- _Exercise description_
Here are some records. Print all of them exactly.
=== Begin Enclosure ===
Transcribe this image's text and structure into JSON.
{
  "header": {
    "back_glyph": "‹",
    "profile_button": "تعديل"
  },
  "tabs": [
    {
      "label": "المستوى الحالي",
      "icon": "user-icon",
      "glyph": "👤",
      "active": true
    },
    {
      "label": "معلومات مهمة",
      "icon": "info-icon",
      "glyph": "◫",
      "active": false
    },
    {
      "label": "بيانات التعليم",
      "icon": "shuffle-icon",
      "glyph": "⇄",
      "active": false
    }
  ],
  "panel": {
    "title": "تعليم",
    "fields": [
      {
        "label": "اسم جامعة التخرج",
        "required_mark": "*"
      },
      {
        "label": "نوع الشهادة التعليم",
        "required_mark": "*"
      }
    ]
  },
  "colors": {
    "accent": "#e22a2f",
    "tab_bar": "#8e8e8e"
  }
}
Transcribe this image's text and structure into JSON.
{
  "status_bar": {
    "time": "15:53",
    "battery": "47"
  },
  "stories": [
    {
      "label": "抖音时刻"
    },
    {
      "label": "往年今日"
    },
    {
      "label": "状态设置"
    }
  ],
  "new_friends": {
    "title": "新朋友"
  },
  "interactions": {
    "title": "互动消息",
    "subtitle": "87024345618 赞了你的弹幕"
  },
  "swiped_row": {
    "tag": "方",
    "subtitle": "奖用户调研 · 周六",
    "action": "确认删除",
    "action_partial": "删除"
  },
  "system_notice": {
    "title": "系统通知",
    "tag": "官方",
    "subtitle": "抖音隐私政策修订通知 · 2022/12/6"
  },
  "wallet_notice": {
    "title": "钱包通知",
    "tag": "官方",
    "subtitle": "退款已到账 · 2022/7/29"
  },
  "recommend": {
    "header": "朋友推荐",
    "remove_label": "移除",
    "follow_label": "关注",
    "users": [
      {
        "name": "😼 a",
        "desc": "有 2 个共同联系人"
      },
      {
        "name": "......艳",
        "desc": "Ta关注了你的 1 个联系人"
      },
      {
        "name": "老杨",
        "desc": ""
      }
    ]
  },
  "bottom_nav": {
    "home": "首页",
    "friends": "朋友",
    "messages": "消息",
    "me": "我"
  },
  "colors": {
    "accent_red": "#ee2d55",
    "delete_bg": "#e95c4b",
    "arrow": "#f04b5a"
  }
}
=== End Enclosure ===
- _Answer to this task_
Transcribe this image's text and structure into JSON.
{
  "header": {
    "back_glyph": "‹",
    "profile_button": "تعديل"
  },
  "tabs": [
    {
      "label": "المستوى الحالي",
      "icon": "user-icon",
      "glyph": "👤",
      "active": true
    },
    {
      "label": "معلومات مهمة",
      "icon": "info-icon",
      "glyph": "◫",
      "active": false
    },
    {
      "label": "بيانات التعليم",
      "icon": "shuffle-icon",
      "glyph": "⇄",
      "active": false
    }
  ],
  "panel": {
    "title": "تعليم",
    "fields": [
      {
        "label": "اسم جامعة التخرج",
        "required_mark": "*"
      },
      {
        "label": "نوع الشهادة التعليم",
        "required_mark": "*"
      }
    ]
  },
  "colors": {
    "accent": "#e22a2f",
    "tab_bar": "#8e8e8e"
  }
}
Transcribe this image's text and structure into JSON.
{
  "status_bar": {
    "time": "15:53",
    "battery": "47"
  },
  "stories": [
    {
      "label": "抖音时刻"
    },
    {
      "label": "往年今日"
    },
    {
      "label": "状态设置"
    }
  ],
  "new_friends": {
    "title": "新朋友"
  },
  "interactions": {
    "title": "互动消息",
    "subtitle": "87024345618 赞了你的弹幕"
  },
  "swiped_row": {
    "tag": "方",
    "subtitle": "奖用户调研 · 周六",
    "action": "确认删除",
    "action_partial": "删除"
  },
  "system_notice": {
    "title": "系统通知",
    "tag": "官方",
    "subtitle": "抖音隐私政策修订通知 · 2022/12/6"
  },
  "wallet_notice": {
    "title": "钱包通知",
    "tag": "官方",
    "subtitle": "退款已到账 · 2022/7/29"
  },
  "recommend": {
    "header": "朋友推荐",
    "remove_label": "移除",
    "follow_label": "关注",
    "users": [
      {
        "name": "😼 a",
        "desc": "有 2 个共同联系人"
      },
      {
        "name": "......艳",
        "desc": "Ta关注了你的 1 个联系人"
      },
      {
        "name": "老杨",
        "desc": ""
      }
    ]
  },
  "bottom_nav": {
    "home": "首页",
    "friends": "朋友",
    "messages": "消息",
    "me": "我"
  },
  "colors": {
    "accent_red": "#ee2d55",
    "delete_bg": "#e95c4b",
    "arrow": "#f04b5a"
  }
}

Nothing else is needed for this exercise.